* **Required action**:
Below are the records; copy each line in which "search" can be found.

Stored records
☆ ☆ ☆ ☆ ☆ ☆ ☆

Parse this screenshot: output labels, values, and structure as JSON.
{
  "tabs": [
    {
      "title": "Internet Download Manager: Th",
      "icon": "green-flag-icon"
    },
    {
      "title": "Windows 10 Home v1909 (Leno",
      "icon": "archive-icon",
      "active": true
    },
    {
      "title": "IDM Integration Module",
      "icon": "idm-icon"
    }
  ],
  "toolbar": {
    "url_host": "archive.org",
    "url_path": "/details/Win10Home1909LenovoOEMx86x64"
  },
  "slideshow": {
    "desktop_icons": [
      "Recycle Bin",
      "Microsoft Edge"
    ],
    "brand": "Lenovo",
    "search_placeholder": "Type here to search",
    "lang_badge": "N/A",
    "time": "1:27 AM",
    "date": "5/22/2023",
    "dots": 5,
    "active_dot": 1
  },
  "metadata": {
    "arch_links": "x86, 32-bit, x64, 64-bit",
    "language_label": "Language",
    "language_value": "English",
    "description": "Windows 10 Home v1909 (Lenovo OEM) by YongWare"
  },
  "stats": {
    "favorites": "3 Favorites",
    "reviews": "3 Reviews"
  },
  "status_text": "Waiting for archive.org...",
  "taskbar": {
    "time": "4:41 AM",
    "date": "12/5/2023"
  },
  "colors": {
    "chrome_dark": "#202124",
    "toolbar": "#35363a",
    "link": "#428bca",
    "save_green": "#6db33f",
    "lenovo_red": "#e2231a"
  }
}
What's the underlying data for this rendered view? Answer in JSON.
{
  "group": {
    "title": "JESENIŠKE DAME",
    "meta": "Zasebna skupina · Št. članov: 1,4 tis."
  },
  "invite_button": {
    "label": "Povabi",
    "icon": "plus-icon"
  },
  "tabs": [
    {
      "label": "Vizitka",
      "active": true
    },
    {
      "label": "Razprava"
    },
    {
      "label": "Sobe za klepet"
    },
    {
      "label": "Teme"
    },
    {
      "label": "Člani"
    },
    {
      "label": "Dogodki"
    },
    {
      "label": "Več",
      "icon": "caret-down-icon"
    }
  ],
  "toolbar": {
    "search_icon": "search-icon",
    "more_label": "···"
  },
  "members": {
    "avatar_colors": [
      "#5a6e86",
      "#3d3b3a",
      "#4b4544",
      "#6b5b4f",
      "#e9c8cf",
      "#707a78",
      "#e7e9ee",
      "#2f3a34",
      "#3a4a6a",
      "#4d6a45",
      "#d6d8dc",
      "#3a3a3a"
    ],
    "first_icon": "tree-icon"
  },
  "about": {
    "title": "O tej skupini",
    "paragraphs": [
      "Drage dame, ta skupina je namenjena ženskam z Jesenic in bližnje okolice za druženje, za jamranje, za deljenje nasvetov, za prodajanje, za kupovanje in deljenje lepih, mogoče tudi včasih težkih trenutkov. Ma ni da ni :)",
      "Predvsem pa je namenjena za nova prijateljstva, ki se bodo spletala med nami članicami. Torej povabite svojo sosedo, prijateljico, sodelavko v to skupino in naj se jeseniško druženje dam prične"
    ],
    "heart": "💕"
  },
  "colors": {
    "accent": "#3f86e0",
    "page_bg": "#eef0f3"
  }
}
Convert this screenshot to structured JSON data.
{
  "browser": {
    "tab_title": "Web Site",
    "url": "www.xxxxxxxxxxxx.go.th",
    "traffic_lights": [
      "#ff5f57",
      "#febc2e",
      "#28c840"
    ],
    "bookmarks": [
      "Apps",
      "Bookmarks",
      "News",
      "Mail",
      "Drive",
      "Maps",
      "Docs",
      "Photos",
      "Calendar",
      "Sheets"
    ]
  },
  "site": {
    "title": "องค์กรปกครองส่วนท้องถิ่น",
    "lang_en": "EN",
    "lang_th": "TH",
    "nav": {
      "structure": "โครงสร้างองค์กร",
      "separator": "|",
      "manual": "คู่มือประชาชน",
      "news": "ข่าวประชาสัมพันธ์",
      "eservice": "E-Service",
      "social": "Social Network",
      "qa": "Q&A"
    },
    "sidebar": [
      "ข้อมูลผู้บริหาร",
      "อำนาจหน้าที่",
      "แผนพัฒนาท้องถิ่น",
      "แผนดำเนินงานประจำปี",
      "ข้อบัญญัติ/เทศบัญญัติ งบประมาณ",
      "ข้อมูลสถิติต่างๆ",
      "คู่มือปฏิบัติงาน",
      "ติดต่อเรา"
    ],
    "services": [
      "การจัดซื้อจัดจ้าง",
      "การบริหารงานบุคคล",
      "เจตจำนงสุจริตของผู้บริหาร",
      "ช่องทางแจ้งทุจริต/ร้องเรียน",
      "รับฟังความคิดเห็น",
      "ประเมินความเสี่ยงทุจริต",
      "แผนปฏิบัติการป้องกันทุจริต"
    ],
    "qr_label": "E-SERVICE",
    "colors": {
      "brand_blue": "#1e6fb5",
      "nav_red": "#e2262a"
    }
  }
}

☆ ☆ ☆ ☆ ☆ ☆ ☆

* **Response for this exercise**:
    "search_placeholder": "Type here to search",
    "search_icon": "search-icon",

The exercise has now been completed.